- In what social context was it produced?This movie was produced from the social context about “the downside of parental control” The episode’s emotional between mother and daughter relationship destroyed by the mother does not allow her child to live her own life. It’s a common theme in stories about parenting.
- How is the future characterised?It is quite negative and feels very possible to happen because black mirror always comes up with the ideas of near future that we should fear.
According to the reading text that Harriet give it to us. The Lubomir Dolezel in Heterocosmica: Fiction and Possible Worlds. “Our actual world is surrounded by an infinity of other possible worlds” the most interesting part in this movie is how things are now, how they can enter the realism into the fiction Due to the good fiction is not just for entertainment but for reflection, critique, provocation and inspiration.
- It is a dystopian movie !!!
The definition of the dystopic world is quite literally a bad place. Quite often this is interpreted as a grim future, dirty, dark and unimaginably awful. Yet other times, the future has been envisioned as the exact opposite of gritty and dark and has instead been portrayed as antiseptic and devoid of character, a whitewashed veneer of opulence to hide humanity’s loss of freedom or control.
- They represented the movie through the innovation of technology.
The innovation that they represented is “THE ARKANGEL CHIP DEVICE” This device isn’t just only showing a spot on a map like a GPS on this day, Parent can access their kid’s viewpoint – seeing everything that they see via a tablet monitor and being alerted whenever they are in discomfort, with the ability to block out porn images, rode words and any violations with a parental lock.
Dunne, Anthony & Fiona Raby (2013) ‘ A Methodological Playground: Fictional Worlds and Thought Experiments’, ch. 5 of Speculative everything: Design, Fiction, and Social Dreaming. Cambridge, MA: MIT Press.
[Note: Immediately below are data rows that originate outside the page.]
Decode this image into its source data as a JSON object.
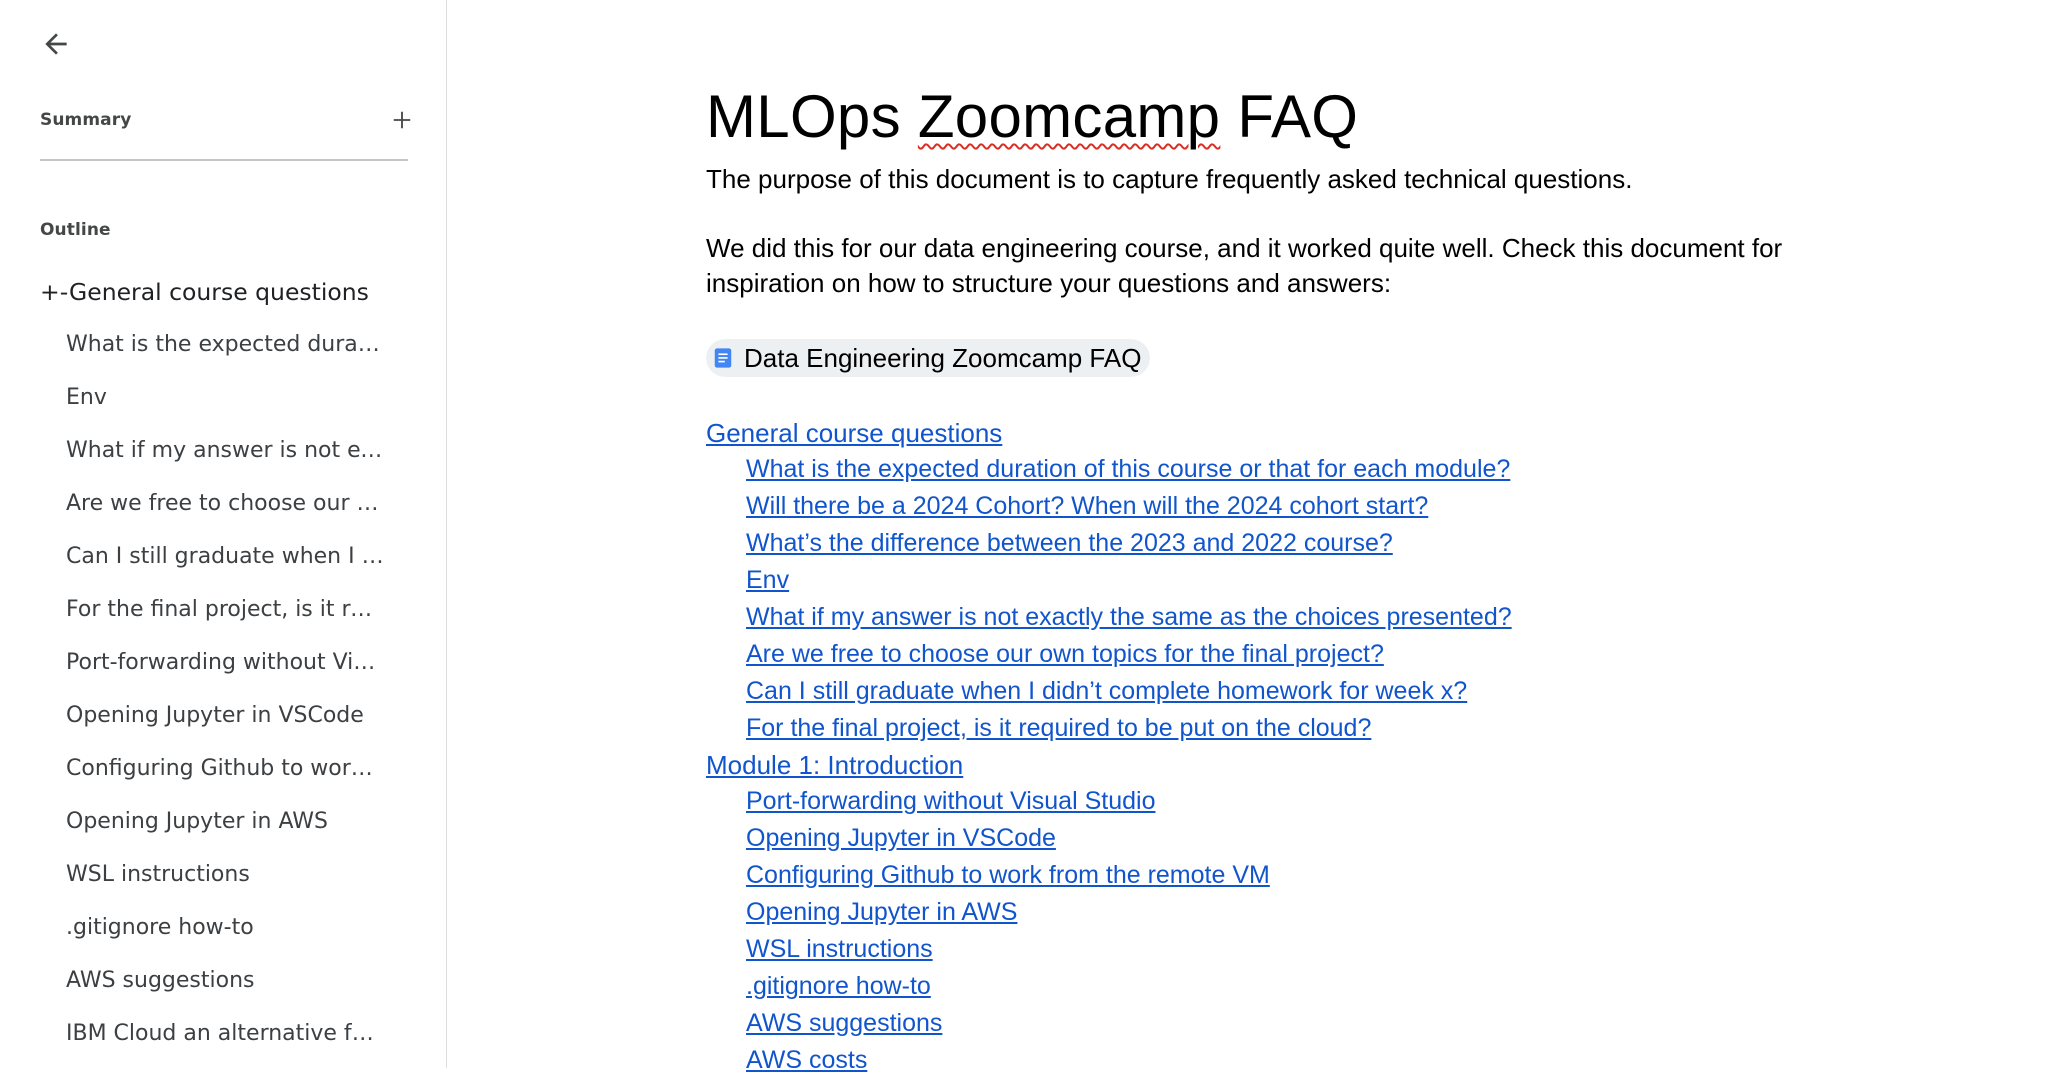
{
  "sidebar": {
    "summary_label": "Summary",
    "outline_label": "Outline",
    "outline_items": [
      {
        "label": "+-General course questions",
        "level": 1
      },
      {
        "label": "What is the expected duration of this course or that for each module?",
        "level": 2
      },
      {
        "label": "Env",
        "level": 2
      },
      {
        "label": "What if my answer is not exactly the same as the choices presented?",
        "level": 2
      },
      {
        "label": "Are we free to choose our own topics for the final project?",
        "level": 2
      },
      {
        "label": "Can I still graduate when I didn’t complete homework for week x?",
        "level": 2
      },
      {
        "label": "For the final project, is it required to be put on the cloud?",
        "level": 2
      },
      {
        "label": "Port-forwarding without Visual Studio",
        "level": 2
      },
      {
        "label": "Opening Jupyter in VSCode",
        "level": 2
      },
      {
        "label": "Configuring Github to work from the remote VM",
        "level": 2
      },
      {
        "label": "Opening Jupyter in AWS",
        "level": 2
      },
      {
        "label": "WSL instructions",
        "level": 2
      },
      {
        "label": ".gitignore how-to",
        "level": 2
      },
      {
        "label": "AWS suggestions",
        "level": 2
      },
      {
        "label": "IBM Cloud an alternative for AWS",
        "level": 2
      }
    ]
  },
  "doc": {
    "title_part1": "MLOps ",
    "title_part2": "Zoomcamp",
    "title_part3": " FAQ",
    "para1": "The purpose of this document is to capture frequently asked technical questions.",
    "para2": "We did this for our data engineering course, and it worked quite well. Check this document for inspiration on how to structure your questions and answers:",
    "chip_label": "Data Engineering Zoomcamp FAQ",
    "toc": [
      {
        "label": "General course questions",
        "level": 1
      },
      {
        "label": "What is the expected duration of this course or that for each module?",
        "level": 2
      },
      {
        "label": "Will there be a 2024 Cohort? When will the 2024 cohort start?",
        "level": 2
      },
      {
        "label": "What’s the difference between the 2023 and 2022 course?",
        "level": 2
      },
      {
        "label": "Env",
        "level": 2
      },
      {
        "label": "What if my answer is not exactly the same as the choices presented?",
        "level": 2
      },
      {
        "label": "Are we free to choose our own topics for the final project?",
        "level": 2
      },
      {
        "label": "Can I still graduate when I didn’t complete homework for week x?",
        "level": 2
      },
      {
        "label": "For the final project, is it required to be put on the cloud?",
        "level": 2
      },
      {
        "label": "Module 1: Introduction",
        "level": 1
      },
      {
        "label": "Port-forwarding without Visual Studio",
        "level": 2
      },
      {
        "label": "Opening Jupyter in VSCode",
        "level": 2
      },
      {
        "label": "Configuring Github to work from the remote VM",
        "level": 2
      },
      {
        "label": "Opening Jupyter in AWS",
        "level": 2
      },
      {
        "label": "WSL instructions",
        "level": 2
      },
      {
        "label": ".gitignore how-to",
        "level": 2
      },
      {
        "label": "AWS suggestions",
        "level": 2
      },
      {
        "label": "AWS costs",
        "level": 2
      }
    ]
  },
  "colors": {
    "link": "#1155cc",
    "chip_bg": "#edf0f3",
    "doc_icon": "#4285f4",
    "divider": "#dadce0"
  },
  "icons": {
    "back": "arrow-left-icon",
    "add": "plus-icon",
    "doc": "google-doc-icon"
  }
}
Avclub.com. (2018). Cite a Website – Cite This For Me. [online] Available at: https://www.avclub.com/black-mirror-explores-the-downside-of-parental-controls-1821634112 [Accessed 6 Feb. 2018].
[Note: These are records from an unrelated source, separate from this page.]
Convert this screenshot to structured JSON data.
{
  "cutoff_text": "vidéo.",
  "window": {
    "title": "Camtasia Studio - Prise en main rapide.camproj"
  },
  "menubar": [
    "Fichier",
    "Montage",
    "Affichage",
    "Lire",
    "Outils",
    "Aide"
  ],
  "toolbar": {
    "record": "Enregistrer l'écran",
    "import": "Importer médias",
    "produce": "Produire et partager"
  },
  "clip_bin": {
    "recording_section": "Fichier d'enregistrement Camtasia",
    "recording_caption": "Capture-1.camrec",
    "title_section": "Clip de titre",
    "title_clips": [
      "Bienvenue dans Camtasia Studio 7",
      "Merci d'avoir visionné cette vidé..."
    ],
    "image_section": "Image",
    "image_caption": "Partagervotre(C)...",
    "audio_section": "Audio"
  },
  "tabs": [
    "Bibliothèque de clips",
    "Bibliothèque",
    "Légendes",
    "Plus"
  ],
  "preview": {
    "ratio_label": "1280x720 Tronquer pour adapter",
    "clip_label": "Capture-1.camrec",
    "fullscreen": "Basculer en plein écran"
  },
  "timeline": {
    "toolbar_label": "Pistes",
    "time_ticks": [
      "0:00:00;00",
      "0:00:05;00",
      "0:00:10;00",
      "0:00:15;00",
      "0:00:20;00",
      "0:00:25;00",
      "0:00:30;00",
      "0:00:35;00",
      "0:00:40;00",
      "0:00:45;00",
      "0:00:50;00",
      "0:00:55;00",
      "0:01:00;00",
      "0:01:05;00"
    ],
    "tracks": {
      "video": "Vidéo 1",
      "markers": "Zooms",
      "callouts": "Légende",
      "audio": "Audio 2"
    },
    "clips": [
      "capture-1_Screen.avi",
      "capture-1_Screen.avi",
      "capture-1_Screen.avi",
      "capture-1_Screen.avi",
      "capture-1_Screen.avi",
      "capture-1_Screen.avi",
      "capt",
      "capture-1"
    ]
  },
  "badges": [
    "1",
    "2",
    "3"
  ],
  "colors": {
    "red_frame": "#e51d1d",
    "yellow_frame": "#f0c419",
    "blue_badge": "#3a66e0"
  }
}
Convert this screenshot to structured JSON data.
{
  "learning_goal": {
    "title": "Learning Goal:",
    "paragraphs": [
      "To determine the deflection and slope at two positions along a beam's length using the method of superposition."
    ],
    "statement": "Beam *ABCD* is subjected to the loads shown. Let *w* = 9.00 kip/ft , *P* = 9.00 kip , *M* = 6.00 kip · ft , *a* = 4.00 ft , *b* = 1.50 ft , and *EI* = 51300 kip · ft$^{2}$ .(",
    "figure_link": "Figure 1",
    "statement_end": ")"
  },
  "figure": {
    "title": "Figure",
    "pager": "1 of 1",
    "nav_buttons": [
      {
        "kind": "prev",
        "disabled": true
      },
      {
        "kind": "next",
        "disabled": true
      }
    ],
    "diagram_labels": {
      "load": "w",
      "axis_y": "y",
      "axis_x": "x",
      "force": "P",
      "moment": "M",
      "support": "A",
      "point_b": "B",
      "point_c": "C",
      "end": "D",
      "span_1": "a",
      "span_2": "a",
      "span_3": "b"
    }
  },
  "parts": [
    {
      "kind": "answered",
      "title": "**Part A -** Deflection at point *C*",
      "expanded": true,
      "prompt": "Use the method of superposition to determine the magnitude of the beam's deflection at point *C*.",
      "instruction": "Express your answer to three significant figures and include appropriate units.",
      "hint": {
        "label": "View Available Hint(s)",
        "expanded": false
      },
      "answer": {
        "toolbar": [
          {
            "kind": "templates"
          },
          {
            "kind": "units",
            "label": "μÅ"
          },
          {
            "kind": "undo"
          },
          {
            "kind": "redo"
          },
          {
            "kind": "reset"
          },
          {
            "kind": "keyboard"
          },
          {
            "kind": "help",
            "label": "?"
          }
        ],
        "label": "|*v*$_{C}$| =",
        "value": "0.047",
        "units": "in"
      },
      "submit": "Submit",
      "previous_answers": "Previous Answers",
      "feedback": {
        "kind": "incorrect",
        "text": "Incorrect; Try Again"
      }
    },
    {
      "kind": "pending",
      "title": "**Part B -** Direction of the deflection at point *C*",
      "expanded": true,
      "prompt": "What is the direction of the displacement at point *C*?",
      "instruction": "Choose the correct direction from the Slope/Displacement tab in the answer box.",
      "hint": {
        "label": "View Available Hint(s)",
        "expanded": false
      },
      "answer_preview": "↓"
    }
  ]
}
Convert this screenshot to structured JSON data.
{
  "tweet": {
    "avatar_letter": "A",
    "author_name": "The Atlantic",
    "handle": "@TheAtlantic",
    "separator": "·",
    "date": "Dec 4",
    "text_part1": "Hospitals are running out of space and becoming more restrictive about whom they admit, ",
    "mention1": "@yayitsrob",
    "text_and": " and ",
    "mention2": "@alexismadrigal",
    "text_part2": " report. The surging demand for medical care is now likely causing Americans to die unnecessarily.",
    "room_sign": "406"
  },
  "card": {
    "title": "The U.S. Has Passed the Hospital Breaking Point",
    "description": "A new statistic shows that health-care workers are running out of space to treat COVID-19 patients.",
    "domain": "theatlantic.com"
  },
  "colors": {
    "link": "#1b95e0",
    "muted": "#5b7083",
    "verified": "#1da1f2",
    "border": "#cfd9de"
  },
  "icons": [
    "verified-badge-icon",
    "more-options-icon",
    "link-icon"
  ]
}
Dystopianfilms.com. (2018). What is Dystopian? A Note on Classification | DystopianFilms.com. [online] Available at: http://dystopianfilms.com/2010/10/18/what-is-dystopian-a-note-on-classification/ [Accessed 6 Feb. 2018].
Little White Lies. (2018). Black Mirror ‘Arkangel’ review – Big parent is watching you. [online] Available at: http://lwlies.com/articles/black-mirror-arkangel-episode-review/ [Accessed 6 Feb. 2018].